But it’s not just property that drives the characters and plots on New Blood. It’s all the concerns of millennial life in London – immigration levels, transport, the environment, isolation and mental health. Stefan and Rash cycle to their insecure jobs (both are constantly being fired) and undercover meetings with big pharma bosses and property developers, trying to right the great wrongs of the city. Stefan uses his Polish language abilities to communicate with the low-paid workers often exploited by the villains of each case – one of whom says to him, “Do you know how hard we work? How little we earn? This city never gives you any chances.”

Debates about high-rise developments and corporate greed nestle in with chatty dialogue about being underpaid, unappreciated and undermined by the city. Even the deaths seem to play on urban anxieties: a man tumbles to his death from an E3 tower block, while a woman suffers a fatal fall from a tall escalator at an underground station, her death calmly declared in an announcement that continues, “There is a good service on all other lines.”

The result is an overly earnest but surprisingly accurate portrait of a certain kind of young professional in London – the only thing that stopped me laughing at the constant overwrought references the housing crisis was thinking of how much of my own brain-space is dedicated to thinking about rent, and how much I talk about it as a result.

It also means the show has a refreshing take on villains – there are no stereotypical lone-wolf terrorists or crazed spurned women here. Instead, Stefan and Rash repeatedly attempt to arrest the uber-rich and powerful: criminals who can hide behind facades of legitimacy and wealth. The show’s very premise – the Serious Fraud Office and the police teaming up to form a heroic young double act – rests on the idea that the city’s greatest injustices are made by corporations and corrupt governments hoping to fleece the ordinary individuals that live there.

Many reviewers have criticised the show for being too on-the-nose in its urban criticisms, but for me that’s where the hilarity and the joy of this show lies.
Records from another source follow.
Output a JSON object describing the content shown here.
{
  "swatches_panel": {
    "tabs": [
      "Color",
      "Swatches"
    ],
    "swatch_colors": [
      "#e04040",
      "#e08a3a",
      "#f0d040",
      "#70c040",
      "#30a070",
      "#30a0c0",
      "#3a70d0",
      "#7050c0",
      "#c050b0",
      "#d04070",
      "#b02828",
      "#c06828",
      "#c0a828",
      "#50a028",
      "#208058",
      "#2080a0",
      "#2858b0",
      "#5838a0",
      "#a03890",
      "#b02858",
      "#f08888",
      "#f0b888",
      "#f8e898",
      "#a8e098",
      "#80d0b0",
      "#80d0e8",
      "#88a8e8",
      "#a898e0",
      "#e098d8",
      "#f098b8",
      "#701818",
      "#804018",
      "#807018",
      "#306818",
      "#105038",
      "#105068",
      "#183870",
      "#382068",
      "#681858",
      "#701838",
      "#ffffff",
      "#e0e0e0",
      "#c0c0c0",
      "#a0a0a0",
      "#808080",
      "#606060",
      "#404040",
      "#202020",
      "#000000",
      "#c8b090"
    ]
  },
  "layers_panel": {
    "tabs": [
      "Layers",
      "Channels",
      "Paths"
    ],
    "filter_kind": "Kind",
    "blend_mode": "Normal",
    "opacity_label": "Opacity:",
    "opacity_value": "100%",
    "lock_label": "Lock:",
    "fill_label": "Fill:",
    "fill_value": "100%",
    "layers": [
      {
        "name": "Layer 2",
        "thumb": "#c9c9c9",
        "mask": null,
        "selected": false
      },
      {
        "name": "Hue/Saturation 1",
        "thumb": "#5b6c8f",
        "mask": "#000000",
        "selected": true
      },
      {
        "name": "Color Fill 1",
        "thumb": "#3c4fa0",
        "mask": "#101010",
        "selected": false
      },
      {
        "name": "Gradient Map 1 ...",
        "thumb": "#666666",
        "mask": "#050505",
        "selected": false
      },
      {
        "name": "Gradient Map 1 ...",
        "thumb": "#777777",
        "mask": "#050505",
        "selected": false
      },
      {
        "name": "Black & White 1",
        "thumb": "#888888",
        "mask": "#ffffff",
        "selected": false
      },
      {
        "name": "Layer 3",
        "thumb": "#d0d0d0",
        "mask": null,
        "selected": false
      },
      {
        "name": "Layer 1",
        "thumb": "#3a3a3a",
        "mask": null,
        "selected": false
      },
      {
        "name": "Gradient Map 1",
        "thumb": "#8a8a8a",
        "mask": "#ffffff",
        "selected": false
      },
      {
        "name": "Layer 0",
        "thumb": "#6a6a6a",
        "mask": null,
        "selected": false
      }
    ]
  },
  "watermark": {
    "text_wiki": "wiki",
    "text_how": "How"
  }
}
Where else could the line, “You wouldn’t want that, any more than you would want to lose this flat” be delivered with such delicious venom?

Anna Leszkiewicz is a pop culture writer at the New Statesman.